Writing Workshops LA – which was founded by our own Edan Lepucki – is hosting “The Conference” on June 28 of this year, and the day-long event will consist of “educational and thoughtful panel discussions as well as smaller, in-depth presentations and workshops aimed at informing and inspiring every attendee.” Presenters will include award-winning literary agents, editors, and writers including Joanna Rakoff, Adam Wilson, David L. Ulin, Counterpoint’s Dan Smetanka, and Daniel Gumbiner of McSweeney’s. Don’t miss your chance to sign up for the early bird special before April 15th – the first 40 attendees will also get an invitation to a literary pub quiz event the night before.
"What you might call an invisible economy of house sitters exists across the country," writes Aaron Gilbreath in the Paris Review.

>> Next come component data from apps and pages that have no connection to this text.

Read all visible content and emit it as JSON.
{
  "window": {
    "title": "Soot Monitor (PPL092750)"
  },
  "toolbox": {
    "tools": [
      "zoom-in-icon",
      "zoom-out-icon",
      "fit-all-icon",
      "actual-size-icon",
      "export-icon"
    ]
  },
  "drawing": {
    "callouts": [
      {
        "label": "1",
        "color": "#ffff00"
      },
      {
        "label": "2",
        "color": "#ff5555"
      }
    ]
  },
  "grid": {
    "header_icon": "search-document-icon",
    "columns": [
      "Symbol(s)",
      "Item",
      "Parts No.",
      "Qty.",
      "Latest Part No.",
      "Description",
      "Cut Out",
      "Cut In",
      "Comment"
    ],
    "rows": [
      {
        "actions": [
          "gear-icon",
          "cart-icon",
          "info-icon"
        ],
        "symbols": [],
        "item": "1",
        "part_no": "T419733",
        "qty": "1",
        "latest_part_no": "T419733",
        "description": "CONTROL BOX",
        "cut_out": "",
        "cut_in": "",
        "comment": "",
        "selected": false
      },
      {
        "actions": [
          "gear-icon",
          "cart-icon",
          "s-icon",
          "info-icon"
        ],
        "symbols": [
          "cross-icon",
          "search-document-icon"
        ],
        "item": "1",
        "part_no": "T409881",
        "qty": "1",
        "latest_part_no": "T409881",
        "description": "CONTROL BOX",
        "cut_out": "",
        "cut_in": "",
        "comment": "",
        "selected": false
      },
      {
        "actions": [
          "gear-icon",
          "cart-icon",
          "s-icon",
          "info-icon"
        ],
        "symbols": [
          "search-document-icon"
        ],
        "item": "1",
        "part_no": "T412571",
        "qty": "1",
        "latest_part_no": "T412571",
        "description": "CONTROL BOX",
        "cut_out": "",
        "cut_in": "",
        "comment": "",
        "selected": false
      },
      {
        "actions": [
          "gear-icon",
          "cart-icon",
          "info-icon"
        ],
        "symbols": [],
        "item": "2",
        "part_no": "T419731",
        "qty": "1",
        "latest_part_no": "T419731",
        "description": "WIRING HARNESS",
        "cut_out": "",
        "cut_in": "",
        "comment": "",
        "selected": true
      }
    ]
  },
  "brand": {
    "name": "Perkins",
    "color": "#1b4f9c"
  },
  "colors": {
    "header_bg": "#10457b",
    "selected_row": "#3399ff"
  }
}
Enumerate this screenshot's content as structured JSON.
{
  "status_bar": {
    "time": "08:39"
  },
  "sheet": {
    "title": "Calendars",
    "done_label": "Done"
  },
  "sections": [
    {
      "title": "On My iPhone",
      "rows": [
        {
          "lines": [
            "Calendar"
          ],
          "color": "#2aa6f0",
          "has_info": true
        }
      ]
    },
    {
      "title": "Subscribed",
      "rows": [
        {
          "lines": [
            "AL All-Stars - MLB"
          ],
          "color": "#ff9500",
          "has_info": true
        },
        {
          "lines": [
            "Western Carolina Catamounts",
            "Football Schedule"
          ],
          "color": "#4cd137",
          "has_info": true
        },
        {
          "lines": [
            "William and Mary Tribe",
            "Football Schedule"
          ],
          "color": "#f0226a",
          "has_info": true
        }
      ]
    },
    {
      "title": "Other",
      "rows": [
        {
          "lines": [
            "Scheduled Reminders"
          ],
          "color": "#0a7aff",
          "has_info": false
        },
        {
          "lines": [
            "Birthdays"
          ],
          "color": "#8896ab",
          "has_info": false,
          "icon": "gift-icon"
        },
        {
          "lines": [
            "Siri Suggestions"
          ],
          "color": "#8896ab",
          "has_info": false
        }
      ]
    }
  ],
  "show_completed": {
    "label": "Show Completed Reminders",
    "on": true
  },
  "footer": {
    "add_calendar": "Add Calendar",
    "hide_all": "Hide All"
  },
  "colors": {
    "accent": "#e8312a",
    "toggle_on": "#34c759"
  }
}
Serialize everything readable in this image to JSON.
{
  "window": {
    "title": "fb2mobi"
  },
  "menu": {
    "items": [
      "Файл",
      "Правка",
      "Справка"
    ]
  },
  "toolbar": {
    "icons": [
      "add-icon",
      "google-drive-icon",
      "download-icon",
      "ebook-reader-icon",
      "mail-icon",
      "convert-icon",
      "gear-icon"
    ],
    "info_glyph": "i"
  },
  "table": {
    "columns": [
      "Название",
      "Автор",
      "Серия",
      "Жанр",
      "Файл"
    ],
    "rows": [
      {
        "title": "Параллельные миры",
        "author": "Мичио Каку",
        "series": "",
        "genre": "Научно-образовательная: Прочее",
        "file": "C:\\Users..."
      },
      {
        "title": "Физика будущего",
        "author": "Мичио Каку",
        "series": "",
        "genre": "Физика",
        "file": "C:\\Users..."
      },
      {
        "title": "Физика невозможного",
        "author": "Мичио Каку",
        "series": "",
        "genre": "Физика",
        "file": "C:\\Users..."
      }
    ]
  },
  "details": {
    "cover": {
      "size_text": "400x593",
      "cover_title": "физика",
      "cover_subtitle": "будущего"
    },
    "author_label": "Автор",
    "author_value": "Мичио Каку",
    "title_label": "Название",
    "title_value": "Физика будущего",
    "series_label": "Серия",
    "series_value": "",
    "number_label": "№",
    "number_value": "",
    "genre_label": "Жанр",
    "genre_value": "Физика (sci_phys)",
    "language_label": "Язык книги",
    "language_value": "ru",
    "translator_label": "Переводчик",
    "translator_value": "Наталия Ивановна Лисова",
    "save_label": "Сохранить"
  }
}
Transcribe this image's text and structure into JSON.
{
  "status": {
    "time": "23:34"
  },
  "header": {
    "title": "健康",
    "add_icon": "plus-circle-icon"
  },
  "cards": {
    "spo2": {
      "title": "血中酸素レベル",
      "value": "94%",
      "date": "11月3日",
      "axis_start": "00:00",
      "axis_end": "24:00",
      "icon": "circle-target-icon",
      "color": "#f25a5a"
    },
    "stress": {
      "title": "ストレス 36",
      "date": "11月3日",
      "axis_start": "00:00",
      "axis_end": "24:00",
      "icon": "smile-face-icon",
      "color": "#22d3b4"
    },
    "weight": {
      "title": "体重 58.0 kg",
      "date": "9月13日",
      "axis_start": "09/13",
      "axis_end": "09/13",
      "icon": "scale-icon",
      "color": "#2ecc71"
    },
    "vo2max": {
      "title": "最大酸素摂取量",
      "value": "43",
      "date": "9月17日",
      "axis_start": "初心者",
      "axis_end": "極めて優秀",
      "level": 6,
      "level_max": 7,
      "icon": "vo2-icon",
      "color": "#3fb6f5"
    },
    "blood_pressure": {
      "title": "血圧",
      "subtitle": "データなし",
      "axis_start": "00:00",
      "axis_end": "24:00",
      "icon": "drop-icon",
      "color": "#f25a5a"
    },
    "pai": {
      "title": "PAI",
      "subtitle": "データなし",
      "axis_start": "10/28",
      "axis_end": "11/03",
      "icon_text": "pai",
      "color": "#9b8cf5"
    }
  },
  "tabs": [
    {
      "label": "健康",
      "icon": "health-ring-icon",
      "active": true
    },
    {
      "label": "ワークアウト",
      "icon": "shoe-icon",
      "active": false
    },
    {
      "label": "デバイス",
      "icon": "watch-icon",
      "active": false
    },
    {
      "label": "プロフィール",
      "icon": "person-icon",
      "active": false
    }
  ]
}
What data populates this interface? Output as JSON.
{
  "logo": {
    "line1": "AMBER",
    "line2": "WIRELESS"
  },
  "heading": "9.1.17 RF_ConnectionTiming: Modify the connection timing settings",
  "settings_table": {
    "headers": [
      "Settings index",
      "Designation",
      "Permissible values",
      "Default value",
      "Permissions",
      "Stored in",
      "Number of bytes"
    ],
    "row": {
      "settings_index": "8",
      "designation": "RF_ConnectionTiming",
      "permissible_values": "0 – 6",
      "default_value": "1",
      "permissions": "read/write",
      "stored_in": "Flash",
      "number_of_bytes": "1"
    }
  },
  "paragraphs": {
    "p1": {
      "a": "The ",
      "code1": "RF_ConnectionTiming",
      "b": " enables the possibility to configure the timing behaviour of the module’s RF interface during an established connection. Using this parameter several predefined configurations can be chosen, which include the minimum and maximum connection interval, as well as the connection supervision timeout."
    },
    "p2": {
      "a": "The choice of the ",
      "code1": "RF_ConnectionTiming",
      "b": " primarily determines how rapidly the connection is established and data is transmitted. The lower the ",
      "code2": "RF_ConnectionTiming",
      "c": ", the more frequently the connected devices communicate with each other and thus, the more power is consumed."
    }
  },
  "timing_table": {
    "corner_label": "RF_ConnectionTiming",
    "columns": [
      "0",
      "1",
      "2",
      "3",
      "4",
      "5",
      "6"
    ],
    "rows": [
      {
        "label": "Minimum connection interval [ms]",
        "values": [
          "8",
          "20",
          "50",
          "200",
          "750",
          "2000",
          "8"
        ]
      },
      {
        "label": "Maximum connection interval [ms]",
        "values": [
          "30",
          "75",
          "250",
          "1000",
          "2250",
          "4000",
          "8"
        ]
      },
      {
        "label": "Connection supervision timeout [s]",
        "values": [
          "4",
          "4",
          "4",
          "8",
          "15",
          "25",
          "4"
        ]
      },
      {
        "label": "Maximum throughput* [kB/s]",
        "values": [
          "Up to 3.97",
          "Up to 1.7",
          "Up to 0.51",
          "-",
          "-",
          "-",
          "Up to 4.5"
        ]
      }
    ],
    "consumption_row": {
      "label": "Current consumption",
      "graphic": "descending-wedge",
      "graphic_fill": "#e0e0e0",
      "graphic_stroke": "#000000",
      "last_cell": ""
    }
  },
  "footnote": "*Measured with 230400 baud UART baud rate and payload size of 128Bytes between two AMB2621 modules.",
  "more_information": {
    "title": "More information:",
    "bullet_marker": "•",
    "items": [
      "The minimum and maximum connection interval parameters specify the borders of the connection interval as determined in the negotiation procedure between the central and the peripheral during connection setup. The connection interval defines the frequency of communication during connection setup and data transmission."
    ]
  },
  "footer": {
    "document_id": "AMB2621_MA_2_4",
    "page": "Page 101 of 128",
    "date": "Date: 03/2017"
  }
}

His account of the generosity and clean counter-spaces of friends is a humbling reminder of the flip side of creative work.
The CIA was known for unorthodox espionage techniques during the Cold War, but using Doctor Zhivago to undermine the U.S.S.R. is one of the strangest. The CIA helped print and distribute the banned book because it would make Soviets wonder "what is wrong with their government, when a fine literary work by the man acknowledged to be the greatest living Russian writer is not even available in his own country in his own language for his own people to read."
Out this week: The Boat Rocker by Ha Jin; Martutene by Ramón Saizarbitoria; Black Elk by Joe Jackson; Float by Anne Carson; A Lowcountry Heart by Pat Conroy; and The Terranauts by T.C. Boyle. For more on these and other new titles, go read our Great Second-Half 2016 Book Preview.
Haruki Murakami's love for jazz is no secret - he used to own a jazz bar, he's written full essay collections on the music, and his books are peppered with references to jazz songs and musicians. How fitting, then, that there's finally a playlist of jazz songs mentioned in Murakami's writings. Pair with our many past essays on Murakami.
Before his death of natural causes in 2008, Henry Gustave Molaison had the world’s most famous brain. At 27, Molaison permanently lost the ability to form new memories, which led to him spending the rest of his life in “thirty-second loops of awareness.” In the LRB, Mike Jay reviews a new book on Molaison, Permanent Present Tense.